== Segment start ==
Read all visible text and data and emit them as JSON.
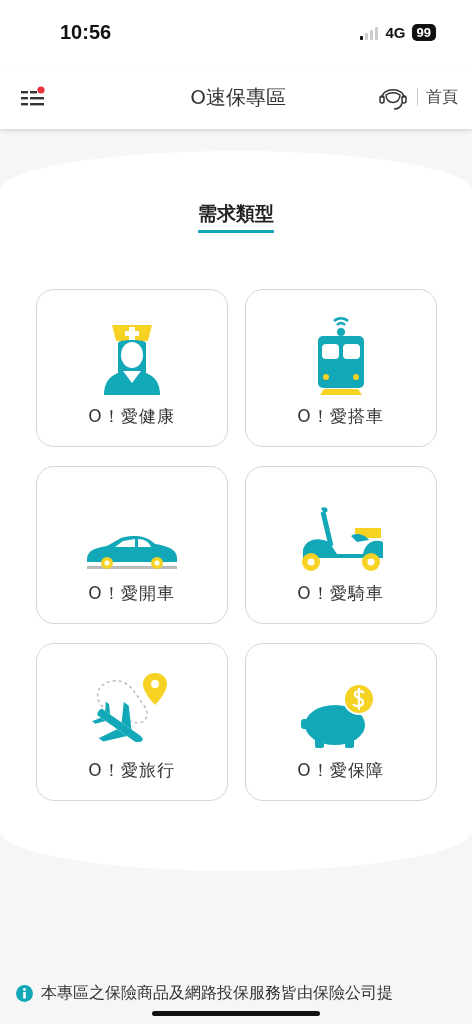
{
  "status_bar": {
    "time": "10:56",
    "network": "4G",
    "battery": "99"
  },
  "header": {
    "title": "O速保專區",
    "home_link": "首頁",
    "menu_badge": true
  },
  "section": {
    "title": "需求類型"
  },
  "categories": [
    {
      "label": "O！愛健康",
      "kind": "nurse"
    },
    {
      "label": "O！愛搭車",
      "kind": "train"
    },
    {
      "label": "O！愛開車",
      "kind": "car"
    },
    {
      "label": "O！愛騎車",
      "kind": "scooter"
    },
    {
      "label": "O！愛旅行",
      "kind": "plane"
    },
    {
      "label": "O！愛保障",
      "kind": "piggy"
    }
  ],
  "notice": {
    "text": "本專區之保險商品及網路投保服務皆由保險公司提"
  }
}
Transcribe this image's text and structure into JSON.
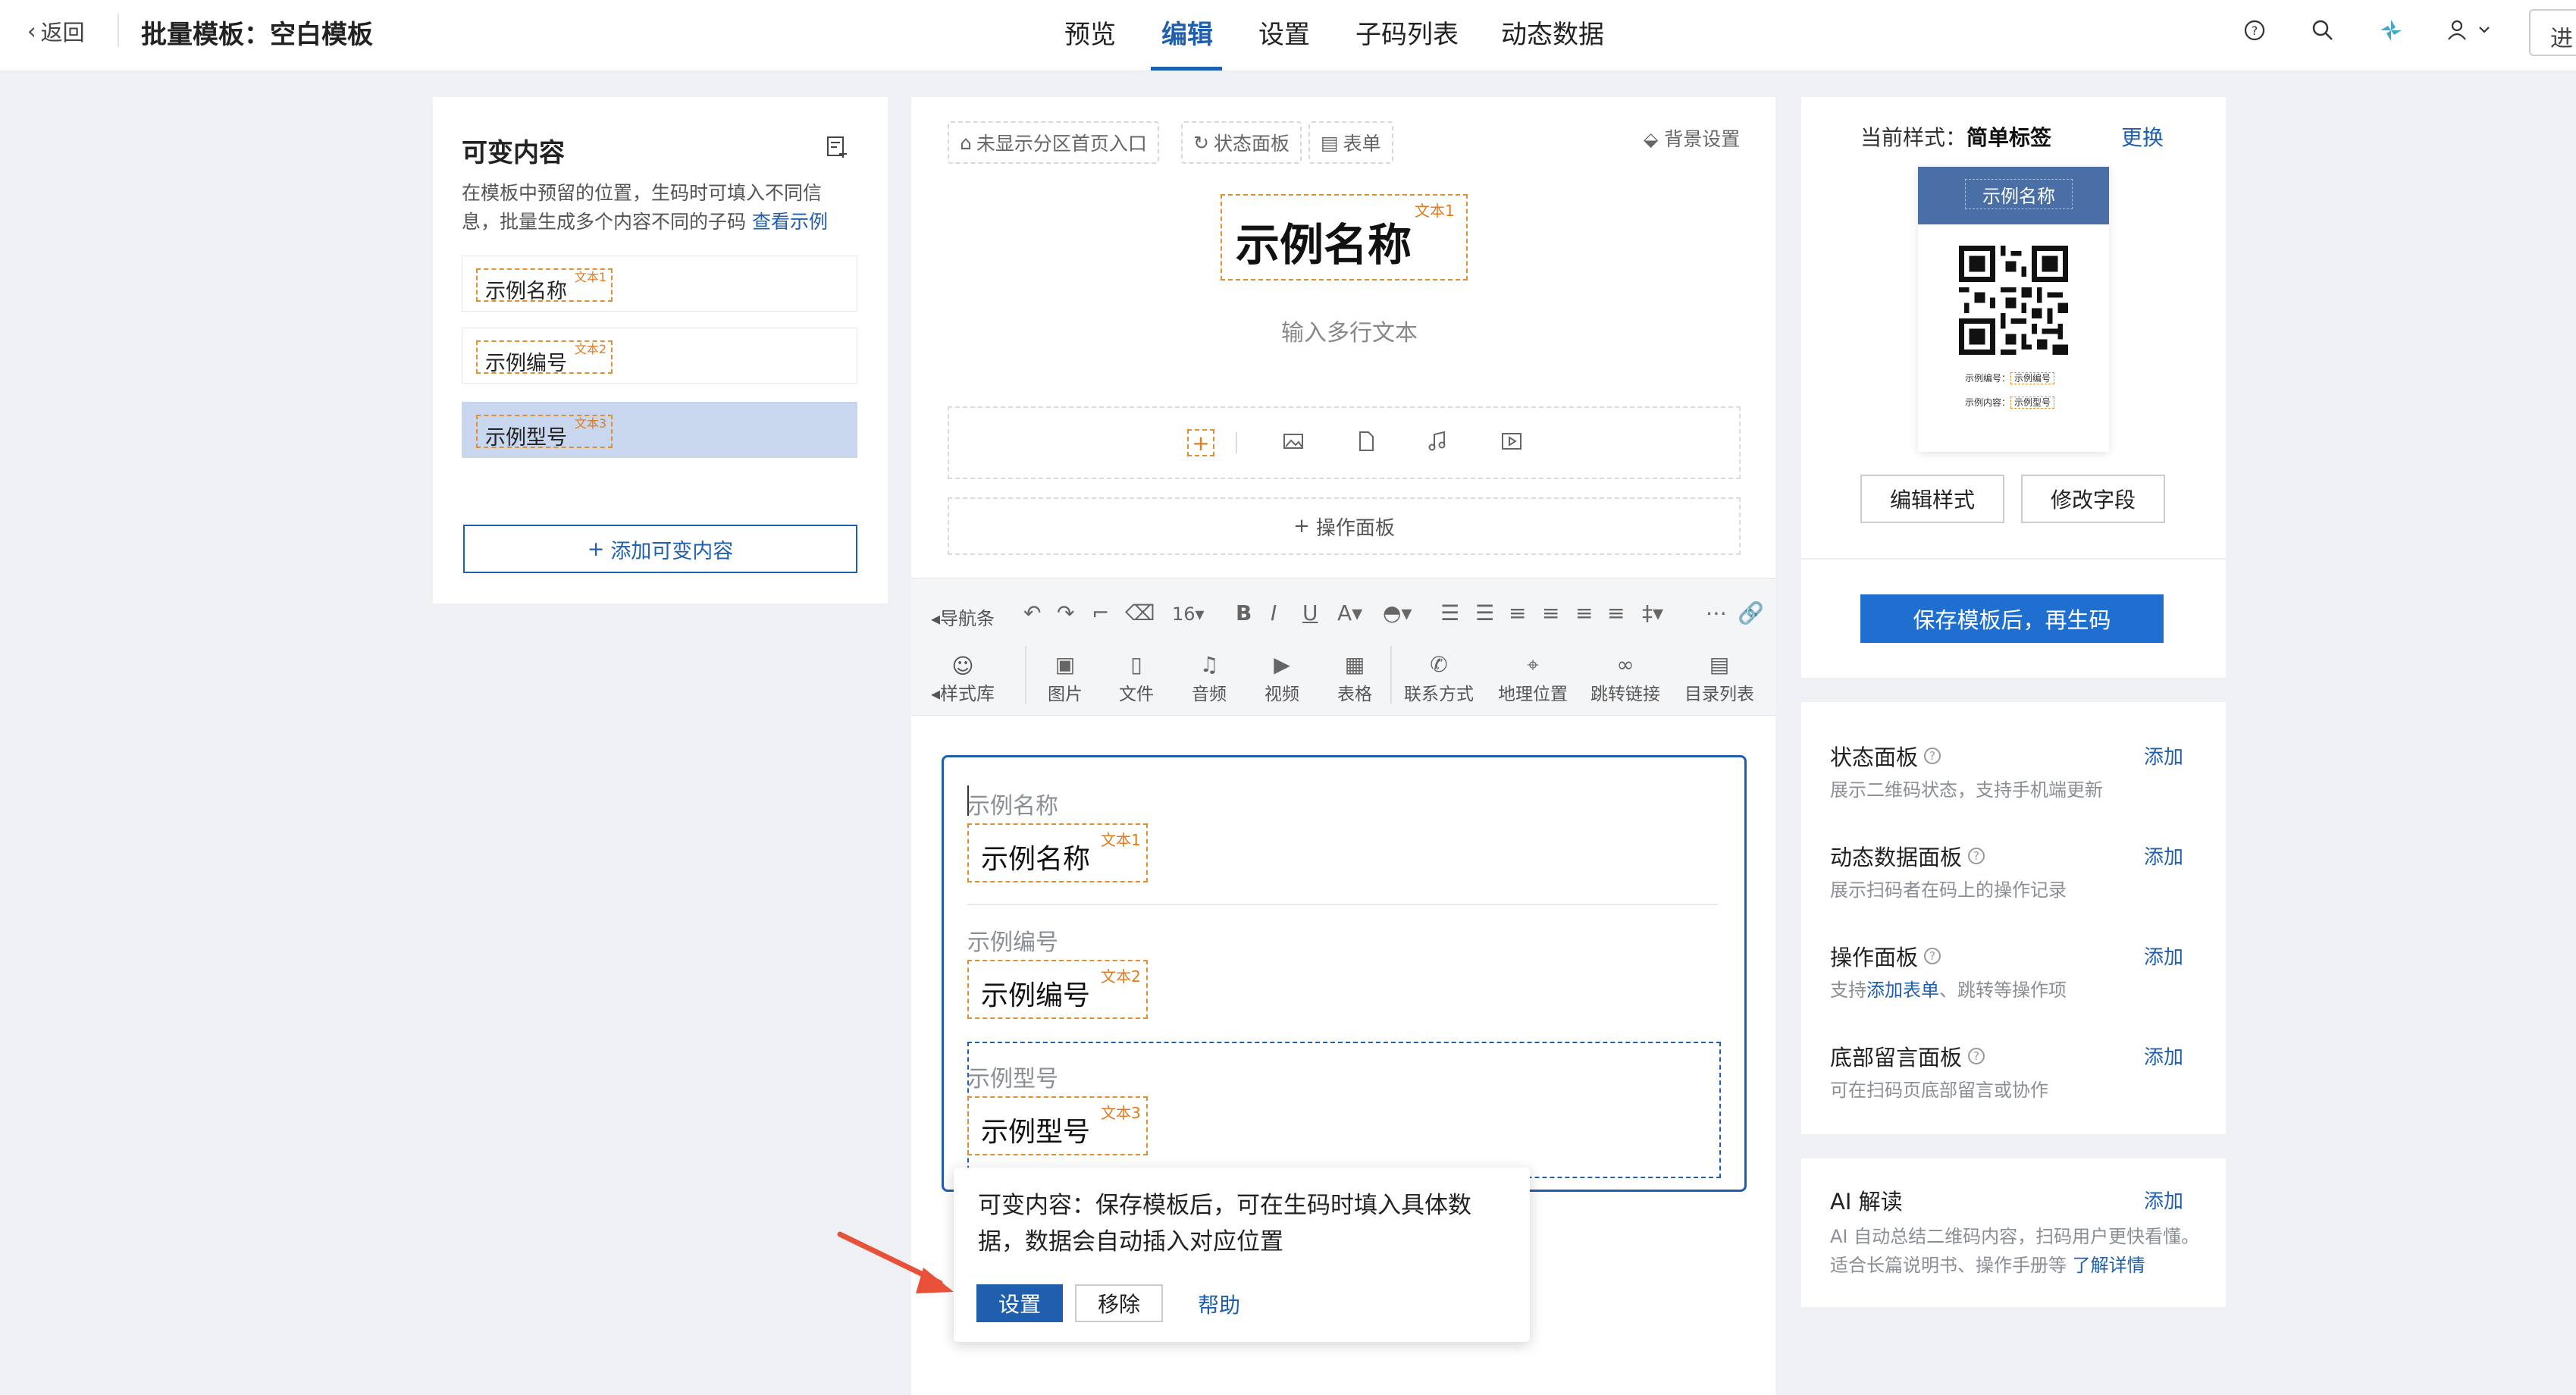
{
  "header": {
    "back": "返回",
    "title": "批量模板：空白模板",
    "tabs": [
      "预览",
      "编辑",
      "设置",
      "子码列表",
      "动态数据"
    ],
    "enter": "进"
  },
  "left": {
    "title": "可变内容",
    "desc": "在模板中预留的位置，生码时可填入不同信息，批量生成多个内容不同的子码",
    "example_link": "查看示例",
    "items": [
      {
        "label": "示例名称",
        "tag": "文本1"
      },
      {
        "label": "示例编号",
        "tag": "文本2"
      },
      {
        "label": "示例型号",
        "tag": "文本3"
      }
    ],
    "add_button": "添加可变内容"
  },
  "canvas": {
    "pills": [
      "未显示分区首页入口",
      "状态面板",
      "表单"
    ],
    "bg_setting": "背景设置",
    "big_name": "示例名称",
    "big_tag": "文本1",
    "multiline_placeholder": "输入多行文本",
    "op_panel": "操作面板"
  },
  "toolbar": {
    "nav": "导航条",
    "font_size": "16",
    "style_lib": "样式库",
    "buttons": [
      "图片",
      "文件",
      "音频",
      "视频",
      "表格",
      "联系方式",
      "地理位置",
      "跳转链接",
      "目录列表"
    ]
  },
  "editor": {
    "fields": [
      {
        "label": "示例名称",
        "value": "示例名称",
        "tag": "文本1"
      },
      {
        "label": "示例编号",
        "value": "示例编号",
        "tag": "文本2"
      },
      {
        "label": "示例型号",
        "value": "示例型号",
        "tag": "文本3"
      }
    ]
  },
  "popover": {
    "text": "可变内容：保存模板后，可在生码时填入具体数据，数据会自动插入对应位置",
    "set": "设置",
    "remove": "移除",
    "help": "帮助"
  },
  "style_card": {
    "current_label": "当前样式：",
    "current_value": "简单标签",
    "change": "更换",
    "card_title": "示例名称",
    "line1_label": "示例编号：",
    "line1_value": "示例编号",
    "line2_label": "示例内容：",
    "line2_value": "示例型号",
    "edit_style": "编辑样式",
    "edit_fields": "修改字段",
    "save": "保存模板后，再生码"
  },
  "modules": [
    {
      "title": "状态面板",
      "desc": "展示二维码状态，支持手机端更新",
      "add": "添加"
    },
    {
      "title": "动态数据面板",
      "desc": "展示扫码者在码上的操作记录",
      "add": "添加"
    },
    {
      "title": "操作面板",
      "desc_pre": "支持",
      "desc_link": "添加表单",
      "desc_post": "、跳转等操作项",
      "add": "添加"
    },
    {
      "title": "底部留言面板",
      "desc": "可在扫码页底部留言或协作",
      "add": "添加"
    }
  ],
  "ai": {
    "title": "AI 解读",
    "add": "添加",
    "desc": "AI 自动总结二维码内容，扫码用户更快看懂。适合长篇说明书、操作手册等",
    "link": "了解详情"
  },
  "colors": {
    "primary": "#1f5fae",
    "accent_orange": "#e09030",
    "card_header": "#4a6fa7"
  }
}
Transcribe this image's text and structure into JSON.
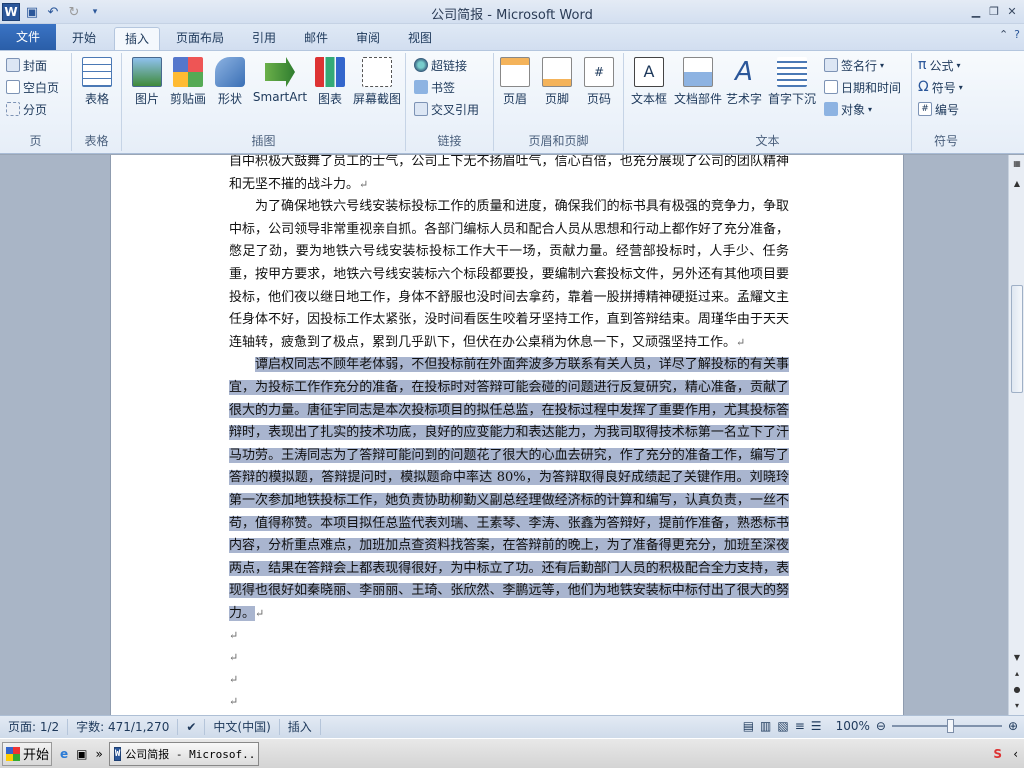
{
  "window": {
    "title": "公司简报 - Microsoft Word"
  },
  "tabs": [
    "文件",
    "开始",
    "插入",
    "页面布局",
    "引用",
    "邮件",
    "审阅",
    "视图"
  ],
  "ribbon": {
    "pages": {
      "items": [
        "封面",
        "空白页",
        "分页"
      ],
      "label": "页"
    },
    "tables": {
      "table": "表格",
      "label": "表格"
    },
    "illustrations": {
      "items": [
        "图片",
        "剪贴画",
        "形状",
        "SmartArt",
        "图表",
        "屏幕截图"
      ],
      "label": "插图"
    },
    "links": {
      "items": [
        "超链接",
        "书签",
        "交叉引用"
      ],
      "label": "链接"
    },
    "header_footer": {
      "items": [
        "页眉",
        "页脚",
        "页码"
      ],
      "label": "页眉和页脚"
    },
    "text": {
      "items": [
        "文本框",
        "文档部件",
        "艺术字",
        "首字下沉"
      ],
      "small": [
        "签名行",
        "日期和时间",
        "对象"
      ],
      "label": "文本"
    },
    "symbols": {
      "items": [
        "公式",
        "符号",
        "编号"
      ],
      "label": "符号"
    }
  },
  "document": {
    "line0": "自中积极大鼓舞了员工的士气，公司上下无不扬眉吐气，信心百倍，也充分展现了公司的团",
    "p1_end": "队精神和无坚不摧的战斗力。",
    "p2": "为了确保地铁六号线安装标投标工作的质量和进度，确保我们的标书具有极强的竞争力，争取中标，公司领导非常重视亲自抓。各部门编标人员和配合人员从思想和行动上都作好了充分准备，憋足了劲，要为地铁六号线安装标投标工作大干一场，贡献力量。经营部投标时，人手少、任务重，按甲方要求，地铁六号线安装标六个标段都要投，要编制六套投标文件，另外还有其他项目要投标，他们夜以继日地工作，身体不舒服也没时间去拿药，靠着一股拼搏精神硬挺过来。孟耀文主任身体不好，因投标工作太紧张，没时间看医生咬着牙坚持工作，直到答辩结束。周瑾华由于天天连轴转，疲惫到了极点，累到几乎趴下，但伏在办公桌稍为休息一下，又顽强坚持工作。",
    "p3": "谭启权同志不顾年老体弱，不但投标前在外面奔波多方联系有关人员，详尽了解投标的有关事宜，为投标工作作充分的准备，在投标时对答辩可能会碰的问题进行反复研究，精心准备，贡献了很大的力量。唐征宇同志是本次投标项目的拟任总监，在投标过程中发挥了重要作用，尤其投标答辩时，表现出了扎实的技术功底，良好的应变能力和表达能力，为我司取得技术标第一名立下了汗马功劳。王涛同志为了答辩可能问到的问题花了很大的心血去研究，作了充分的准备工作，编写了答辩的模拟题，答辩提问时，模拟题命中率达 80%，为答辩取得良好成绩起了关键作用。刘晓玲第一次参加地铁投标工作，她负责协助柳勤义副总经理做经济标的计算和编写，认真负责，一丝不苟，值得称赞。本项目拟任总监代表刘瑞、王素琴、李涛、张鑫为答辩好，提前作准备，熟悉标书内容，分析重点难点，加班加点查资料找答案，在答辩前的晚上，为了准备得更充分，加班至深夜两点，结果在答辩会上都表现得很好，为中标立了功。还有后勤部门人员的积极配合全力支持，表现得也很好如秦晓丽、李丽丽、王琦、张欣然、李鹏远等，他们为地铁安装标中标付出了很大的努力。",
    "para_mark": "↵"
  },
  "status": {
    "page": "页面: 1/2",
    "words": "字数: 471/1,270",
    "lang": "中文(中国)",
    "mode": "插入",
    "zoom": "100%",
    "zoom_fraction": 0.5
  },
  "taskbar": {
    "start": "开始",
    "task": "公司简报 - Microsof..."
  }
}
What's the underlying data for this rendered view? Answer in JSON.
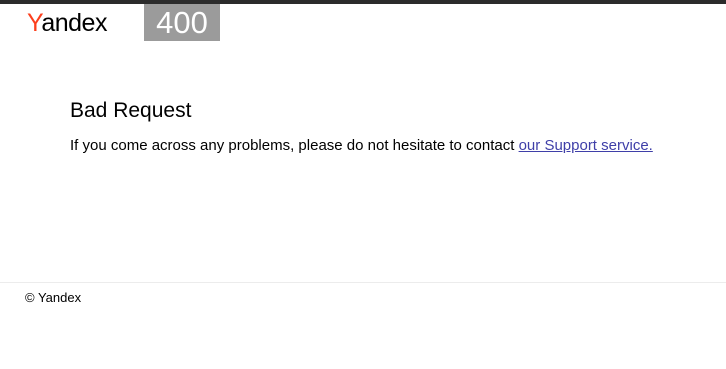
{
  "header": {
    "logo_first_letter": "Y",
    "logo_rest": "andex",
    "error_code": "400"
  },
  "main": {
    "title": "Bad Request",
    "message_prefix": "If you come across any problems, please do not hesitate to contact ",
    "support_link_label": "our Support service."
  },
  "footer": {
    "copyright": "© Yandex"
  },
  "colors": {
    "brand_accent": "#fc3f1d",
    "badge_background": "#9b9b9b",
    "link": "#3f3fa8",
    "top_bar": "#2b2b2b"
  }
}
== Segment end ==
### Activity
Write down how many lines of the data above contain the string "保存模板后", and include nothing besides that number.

### Exercise solution
2